**What is expected:**
Set down exactly, and only, the lines from the one with "Convert this screenshot" to the final line of the entries, both included.

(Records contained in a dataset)

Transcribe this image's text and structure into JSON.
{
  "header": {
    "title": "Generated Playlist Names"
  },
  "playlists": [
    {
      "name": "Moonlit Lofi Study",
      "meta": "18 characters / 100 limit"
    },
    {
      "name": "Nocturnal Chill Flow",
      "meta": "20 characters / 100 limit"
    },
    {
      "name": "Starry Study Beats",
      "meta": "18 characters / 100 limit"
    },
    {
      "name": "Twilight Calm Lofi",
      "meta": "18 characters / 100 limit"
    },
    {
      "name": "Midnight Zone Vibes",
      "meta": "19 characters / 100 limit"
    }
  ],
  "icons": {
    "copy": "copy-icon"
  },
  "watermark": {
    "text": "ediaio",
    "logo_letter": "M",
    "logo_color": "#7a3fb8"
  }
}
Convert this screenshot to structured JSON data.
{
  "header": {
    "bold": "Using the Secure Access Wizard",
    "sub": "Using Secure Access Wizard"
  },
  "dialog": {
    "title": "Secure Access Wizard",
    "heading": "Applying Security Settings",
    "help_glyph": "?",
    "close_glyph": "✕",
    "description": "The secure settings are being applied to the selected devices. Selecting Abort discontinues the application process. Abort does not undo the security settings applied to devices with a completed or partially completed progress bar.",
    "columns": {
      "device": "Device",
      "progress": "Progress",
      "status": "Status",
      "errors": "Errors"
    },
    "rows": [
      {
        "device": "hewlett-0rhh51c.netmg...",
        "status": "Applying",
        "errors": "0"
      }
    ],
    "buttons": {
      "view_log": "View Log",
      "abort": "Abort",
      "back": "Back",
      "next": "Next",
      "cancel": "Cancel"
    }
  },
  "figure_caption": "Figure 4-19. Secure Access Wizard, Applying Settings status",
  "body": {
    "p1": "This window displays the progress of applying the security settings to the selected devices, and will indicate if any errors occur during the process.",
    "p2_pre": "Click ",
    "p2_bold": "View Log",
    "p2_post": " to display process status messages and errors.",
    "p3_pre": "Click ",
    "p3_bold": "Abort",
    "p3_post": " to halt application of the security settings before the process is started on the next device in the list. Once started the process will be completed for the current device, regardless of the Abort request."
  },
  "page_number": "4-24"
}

**Solution below:**
Convert this screenshot to structured JSON data.
{
  "header": {
    "bold": "Using the Secure Access Wizard",
    "sub": "Using Secure Access Wizard"
  },
  "dialog": {
    "title": "Secure Access Wizard",
    "heading": "Applying Security Settings",
    "help_glyph": "?",
    "close_glyph": "✕",
    "description": "The secure settings are being applied to the selected devices. Selecting Abort discontinues the application process. Abort does not undo the security settings applied to devices with a completed or partially completed progress bar.",
    "columns": {
      "device": "Device",
      "progress": "Progress",
      "status": "Status",
      "errors": "Errors"
    },
    "rows": [
      {
        "device": "hewlett-0rhh51c.netmg...",
        "status": "Applying",
        "errors": "0"
      }
    ],
    "buttons": {
      "view_log": "View Log",
      "abort": "Abort",
      "back": "Back",
      "next": "Next",
      "cancel": "Cancel"
    }
  },
  "figure_caption": "Figure 4-19. Secure Access Wizard, Applying Settings status",
  "body": {
    "p1": "This window displays the progress of applying the security settings to the selected devices, and will indicate if any errors occur during the process.",
    "p2_pre": "Click ",
    "p2_bold": "View Log",
    "p2_post": " to display process status messages and errors.",
    "p3_pre": "Click ",
    "p3_bold": "Abort",
    "p3_post": " to halt application of the security settings before the process is started on the next device in the list. Once started the process will be completed for the current device, regardless of the Abort request."
  },
  "page_number": "4-24"
}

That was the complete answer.